I struggled with a video game addiction myself, which caused me to drop out of high school. While my friends were heading off to college, I was at home playing video games up to 16 hours a day, depressed, living in my parents basement. Eventually I came to a point where I wrote a suicide note and knew I needed to make a change. Long story short, when I searched online for help I didn’t find any, so after I overcame my own addiction I decided to do something about it. That began with an article, then a TEDx talk. Both had a big response so I launched a YouTube channel, and eventually gamequitters.com.
How do you help people combat their addiction in a novel way? What’s the long-term vision?

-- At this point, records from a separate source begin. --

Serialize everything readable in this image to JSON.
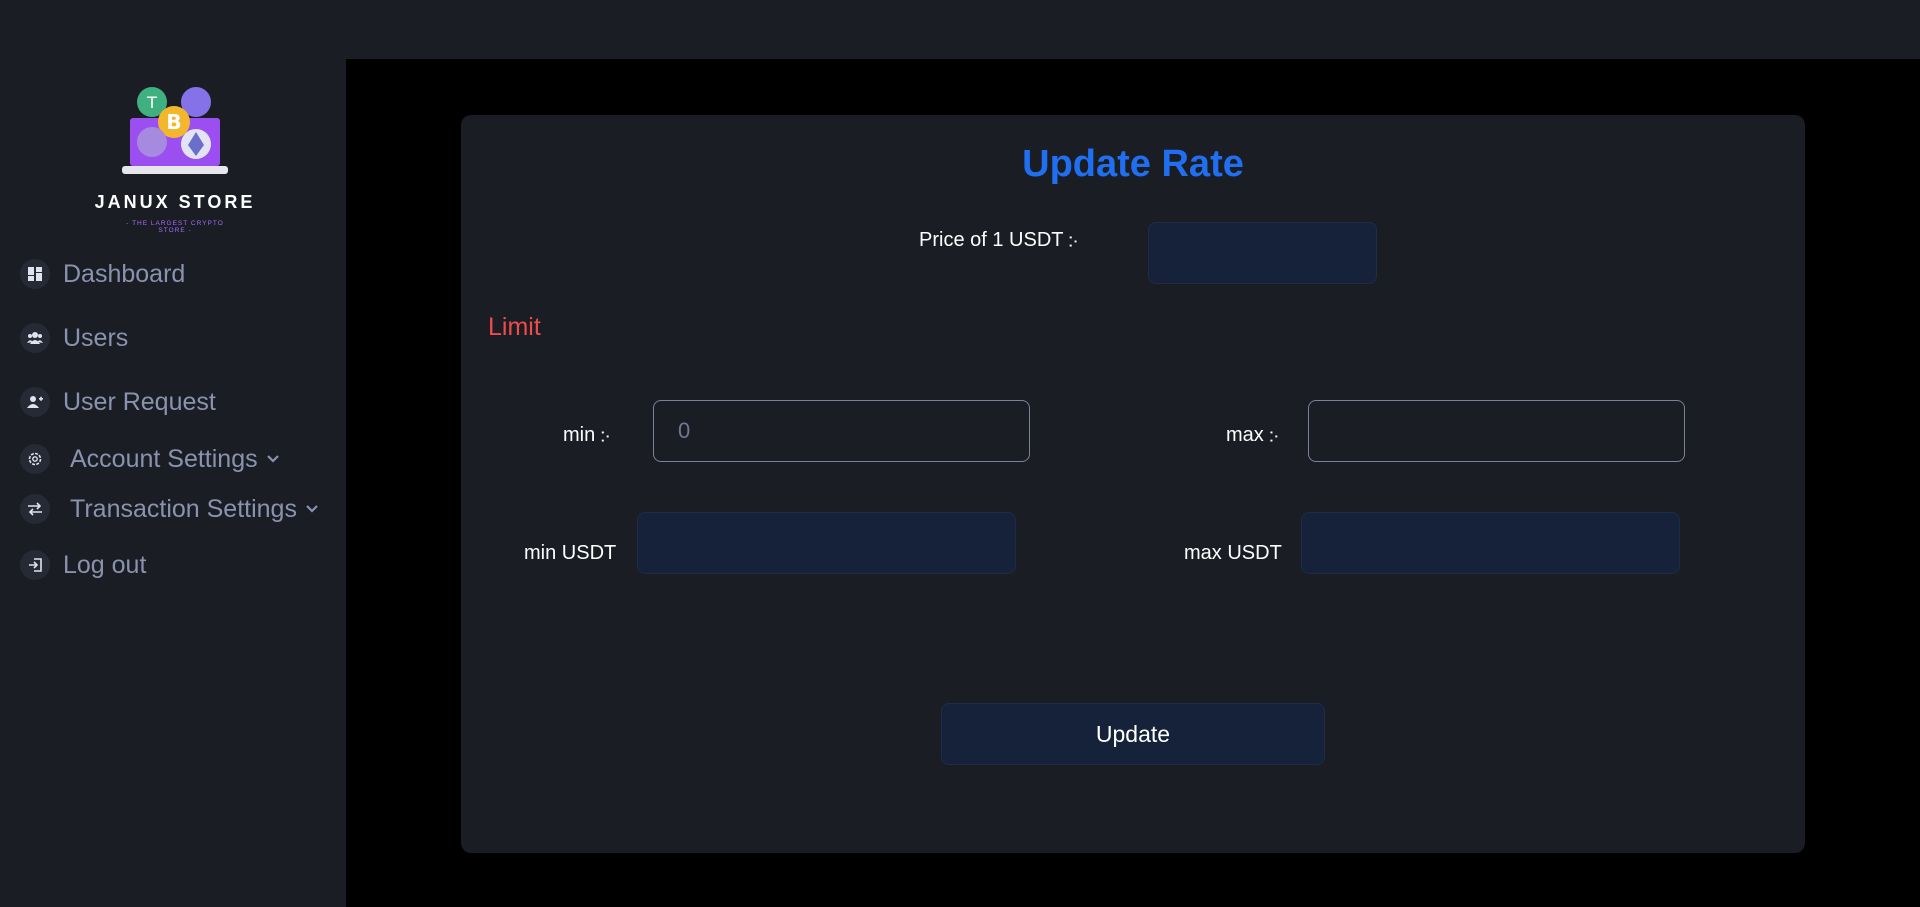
{
  "brand": {
    "name": "JANUX STORE",
    "tagline": "- THE LARGEST CRYPTO STORE -"
  },
  "sidebar": {
    "items": [
      {
        "label": "Dashboard",
        "icon": "dashboard-icon"
      },
      {
        "label": "Users",
        "icon": "users-icon"
      },
      {
        "label": "User Request",
        "icon": "user-plus-icon"
      },
      {
        "label": "Account Settings",
        "icon": "gear-icon",
        "has_dropdown": true
      },
      {
        "label": "Transaction Settings",
        "icon": "swap-arrows-icon",
        "has_dropdown": true
      },
      {
        "label": "Log out",
        "icon": "logout-icon"
      }
    ]
  },
  "form": {
    "title": "Update Rate",
    "price_label": "Price of 1 USDT ჻",
    "price_value": "",
    "limit_heading": "Limit",
    "min_local_label": "min ჻",
    "min_local_placeholder": "0",
    "max_local_label": "max ჻",
    "max_local_value": "",
    "min_usdt_label": "min USDT",
    "min_usdt_value": "",
    "max_usdt_label": "max USDT",
    "max_usdt_value": "",
    "submit_label": "Update"
  },
  "colors": {
    "accent": "#1f6ff0",
    "limit": "#f04b4b",
    "background": "#1b1d25",
    "main_bg": "#000000",
    "field_bg": "#16223a"
  }
}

Too often addiction and mental health organizations are bland, boring, and sterile. It’s like going to a doctor’s office… you’re only going to seek help if it’s urgent. Instead what I’ve tried to do with Game Quitters is make the brand fun, cool, and accessible. Something to be proud of. We also leverage technology to reach people where they are, instead of forcing them to go visit a therapist who they may not resonate with. Using the power of community and peer support, we have been able to show tremendous results for those who want help. The vision is to ensure that any person, regardless of location, background, or economic status, is able to get the best support possible to overcome compulsive gaming and video game addiction.
Who are your customers? How do you find them?
Give the readers the best entrepreneurship advice you have.
“Most people fail because they either don’t do the work (in the business or internally within themselves), or they give up too early.”
Being successful at business takes a lot of tenacity over the long-term. There are ups and downs and that will always be the case. More important than any of that, is who you become in the process. By focusing on your own personal development within the context of entrepreneurship, regardless of whether your business “succeeds” or not, you will be stronger because of it. With any goal or problem I have in business, I always step back and consider who I need to become in order to handle it with ease.
How did you get so much publicity for your idea?
Be WILLING to ask for help. The other day I posted a simple status on my Facebook asking if any of my friends in my hometown had contacts in the media. A few introductions later and I had 20+ media interviews in the past 7 days. It all happened because I was willing to ask for help. Through this process I also learned that the media cares about stories that are:
For timeliness, I was speaking at a charity on March 1st. Although I no longer live in my hometown, I positioned myself as a “Calgary-born entrepreneur” and “solving video game addiction” takes care of interesting. I’m not sure about a book, but Selena Soo is a great resource for PR.
What should an entrepreneur focus on?
Your own self-care. It’s easy to get caught up in your business, but there will always be a new problem to solve, a new fire to put out. Take care of yourself first, that is the only way you’ll be able to succeed over the long-term anyways. Most of our “problems” feel urgent but aren’t that important. That doesn’t apply to your health though.
What are some of your favorite books?
Daring Greatly by Brene Brown. The Slight Edge by Jeff Olson.
Where do you see yourself and your product in a couple years?
Our mission is to positively impact 10 million people in the next three years so that’s where I see myself. By that point I see our product being world class at helping people overcome addiction, and I hope to be consulting with other organizations to help them reach the people who need their support as well.